As the Presidential and General Elections draw nearer, women in rural Liberia have called on political parties to include them as decision-makers in their various manifestos. The rural women are calling on leaders of political parties to allow them occupy higher positions in political parties and in the decision-making process of the country. They want women to be party leaders as their male counterparts and not to be placed at the back seat. In Grand Bassa County, District N0, 2, some women who spoke to this paper through an IREX-sponsored program, said their inclusion in national politics will enhance the democracy process and buttress the participation of all Liberians regardless of sex as enshrined in the United Nations Convention on Discrimination.
“Let them allow women to occupy higher positions either as party chairman, Vice Chairman, Secretary because some of these women have qualified themselves by going to school and obtaining degrees and can do whatever men can do. We are prepared to support them in every aspect,” Ellenor Barnie in Waka Town, Grand Bassa County said.
Liberians are expected to go to the polls in October or November to elect a new government or retain the Ellen Johnson-Sirleaf-led government. Political campaign for the General and Presidential Elections will commence in July with at least 22 political parties and several independent candidates registering to contest the ensuing elections.
Already some parties have begun reading out their manifestos to convince voters of what they are capable of doing for the citizens. But women in Liberia continue to demand their inclusion in national politics.
At the National Legislature in Monrovia, women have been demanding a 30 percent representation with the reintroduction of the Gender Equity Bill that was massively defeated in the male-dominated Liberian Legislature.
In spite of their demand for inclusion in national politics, many rural women are poor farmers who walk several miles from their villages or towns to health centers due to the lack of medical facilities in their communities.
“If women are included in national politics and become part of the decision-making process they will ensure that issues of women including reproductive healthcare, sanitation and the issues of taking our local produces to the markets are adequately addressed,” Mary Baryogar, leader of a local women group in Bassa said.
For Oldlady Mary Barnie said if young women are given the chance to be part of the decision-making process will foster peace and address issues affecting them as women in the country. Mamie Doe, a kala seller (locally-made bread) in No.1 District said if the opportunity is given to her she will run for a representative seat in her district. She further stated, “We want to be part of the process because we are all Liberians and have a stake in the running of our country and not only men.”

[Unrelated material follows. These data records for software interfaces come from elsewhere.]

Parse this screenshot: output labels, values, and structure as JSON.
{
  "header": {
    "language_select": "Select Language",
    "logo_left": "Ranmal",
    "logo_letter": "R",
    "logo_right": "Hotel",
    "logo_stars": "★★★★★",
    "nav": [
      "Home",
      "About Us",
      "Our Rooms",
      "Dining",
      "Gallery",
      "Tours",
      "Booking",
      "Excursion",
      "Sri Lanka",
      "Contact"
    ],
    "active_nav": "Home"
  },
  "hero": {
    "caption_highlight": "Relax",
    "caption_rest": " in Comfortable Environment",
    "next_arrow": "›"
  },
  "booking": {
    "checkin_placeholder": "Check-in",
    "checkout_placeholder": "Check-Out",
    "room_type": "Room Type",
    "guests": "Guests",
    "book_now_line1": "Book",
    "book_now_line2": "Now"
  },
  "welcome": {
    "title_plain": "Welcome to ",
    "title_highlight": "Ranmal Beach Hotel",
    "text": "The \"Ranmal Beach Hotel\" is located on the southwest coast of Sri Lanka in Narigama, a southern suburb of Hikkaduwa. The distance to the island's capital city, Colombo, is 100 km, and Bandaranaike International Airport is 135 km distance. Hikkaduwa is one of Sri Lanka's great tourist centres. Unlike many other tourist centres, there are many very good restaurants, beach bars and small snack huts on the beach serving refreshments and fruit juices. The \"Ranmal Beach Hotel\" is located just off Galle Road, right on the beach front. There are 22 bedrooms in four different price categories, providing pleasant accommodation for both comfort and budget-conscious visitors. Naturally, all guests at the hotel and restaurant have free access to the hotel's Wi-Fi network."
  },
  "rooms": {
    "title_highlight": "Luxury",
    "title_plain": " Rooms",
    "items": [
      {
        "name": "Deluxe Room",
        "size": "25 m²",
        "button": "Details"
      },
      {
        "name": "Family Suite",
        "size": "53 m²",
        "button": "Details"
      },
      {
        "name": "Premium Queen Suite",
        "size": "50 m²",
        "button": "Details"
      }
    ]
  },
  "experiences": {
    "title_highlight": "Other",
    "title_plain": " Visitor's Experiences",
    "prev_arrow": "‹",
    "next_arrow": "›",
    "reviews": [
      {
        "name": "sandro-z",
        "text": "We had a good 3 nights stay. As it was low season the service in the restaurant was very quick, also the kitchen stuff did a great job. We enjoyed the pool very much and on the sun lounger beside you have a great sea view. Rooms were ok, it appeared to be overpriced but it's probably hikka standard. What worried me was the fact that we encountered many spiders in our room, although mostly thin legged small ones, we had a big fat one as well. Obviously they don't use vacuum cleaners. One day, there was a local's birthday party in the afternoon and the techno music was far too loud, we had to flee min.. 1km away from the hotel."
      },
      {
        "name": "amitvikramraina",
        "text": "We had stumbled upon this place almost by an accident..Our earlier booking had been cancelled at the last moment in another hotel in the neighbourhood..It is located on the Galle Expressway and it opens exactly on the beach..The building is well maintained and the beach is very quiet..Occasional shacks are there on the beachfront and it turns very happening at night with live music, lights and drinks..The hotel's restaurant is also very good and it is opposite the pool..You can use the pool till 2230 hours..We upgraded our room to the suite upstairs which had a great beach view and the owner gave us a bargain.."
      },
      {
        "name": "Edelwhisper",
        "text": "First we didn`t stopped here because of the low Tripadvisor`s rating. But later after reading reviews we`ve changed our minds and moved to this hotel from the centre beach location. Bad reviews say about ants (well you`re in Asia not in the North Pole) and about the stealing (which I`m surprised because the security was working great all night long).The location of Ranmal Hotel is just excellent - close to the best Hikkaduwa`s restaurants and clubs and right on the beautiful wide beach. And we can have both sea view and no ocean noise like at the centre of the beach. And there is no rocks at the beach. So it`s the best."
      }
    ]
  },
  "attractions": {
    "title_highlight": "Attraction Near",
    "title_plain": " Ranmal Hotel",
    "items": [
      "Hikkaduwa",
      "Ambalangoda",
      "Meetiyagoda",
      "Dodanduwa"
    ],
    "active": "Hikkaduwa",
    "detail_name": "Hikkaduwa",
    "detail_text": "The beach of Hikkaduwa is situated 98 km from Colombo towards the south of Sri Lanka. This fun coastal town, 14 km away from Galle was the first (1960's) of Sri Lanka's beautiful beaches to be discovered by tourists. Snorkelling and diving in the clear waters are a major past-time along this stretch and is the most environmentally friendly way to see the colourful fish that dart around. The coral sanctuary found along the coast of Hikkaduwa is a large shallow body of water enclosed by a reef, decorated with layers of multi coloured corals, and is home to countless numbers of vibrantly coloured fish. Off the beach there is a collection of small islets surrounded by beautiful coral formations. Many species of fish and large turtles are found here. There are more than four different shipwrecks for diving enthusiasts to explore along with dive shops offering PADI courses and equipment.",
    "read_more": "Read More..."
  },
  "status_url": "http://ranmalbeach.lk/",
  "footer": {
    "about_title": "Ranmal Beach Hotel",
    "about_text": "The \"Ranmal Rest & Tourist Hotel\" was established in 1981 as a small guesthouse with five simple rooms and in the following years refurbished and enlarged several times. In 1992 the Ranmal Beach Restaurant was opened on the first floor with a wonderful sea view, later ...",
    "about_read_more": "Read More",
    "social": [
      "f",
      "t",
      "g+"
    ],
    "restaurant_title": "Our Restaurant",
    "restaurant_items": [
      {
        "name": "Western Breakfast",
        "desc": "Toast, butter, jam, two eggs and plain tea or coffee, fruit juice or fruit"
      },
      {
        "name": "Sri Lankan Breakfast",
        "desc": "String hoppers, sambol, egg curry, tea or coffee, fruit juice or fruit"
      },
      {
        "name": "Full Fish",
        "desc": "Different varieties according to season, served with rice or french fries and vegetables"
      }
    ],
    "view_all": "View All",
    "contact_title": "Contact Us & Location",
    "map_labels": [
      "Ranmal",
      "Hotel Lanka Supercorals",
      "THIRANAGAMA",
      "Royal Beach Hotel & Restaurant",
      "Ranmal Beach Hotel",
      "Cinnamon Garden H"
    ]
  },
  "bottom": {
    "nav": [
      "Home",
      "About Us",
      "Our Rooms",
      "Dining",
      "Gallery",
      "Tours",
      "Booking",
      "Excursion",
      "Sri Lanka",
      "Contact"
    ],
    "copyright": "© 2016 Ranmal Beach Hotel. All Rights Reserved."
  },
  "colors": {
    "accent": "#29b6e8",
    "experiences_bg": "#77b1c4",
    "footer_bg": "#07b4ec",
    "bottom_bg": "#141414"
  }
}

Stakeholders including the National Elections Commission (NEC) and some international partners have been pushing for the genderization of political parties' manifestos for women to have greater input in their various parties while Liberian women themselves have been pressing for a 30 percent representation in government.
Women are making impacts on the political scene since the ascendency of Madam Ellen Johnson-Sirleaf as the first democratically elected female President of Liberia in Africa. While women in Monrovia are pushing for inclusion in decision-making process, rural women are also following their footsteps by calling for their inclusion in the process. An IREX-sponsored report By Morrison O.G. Sayon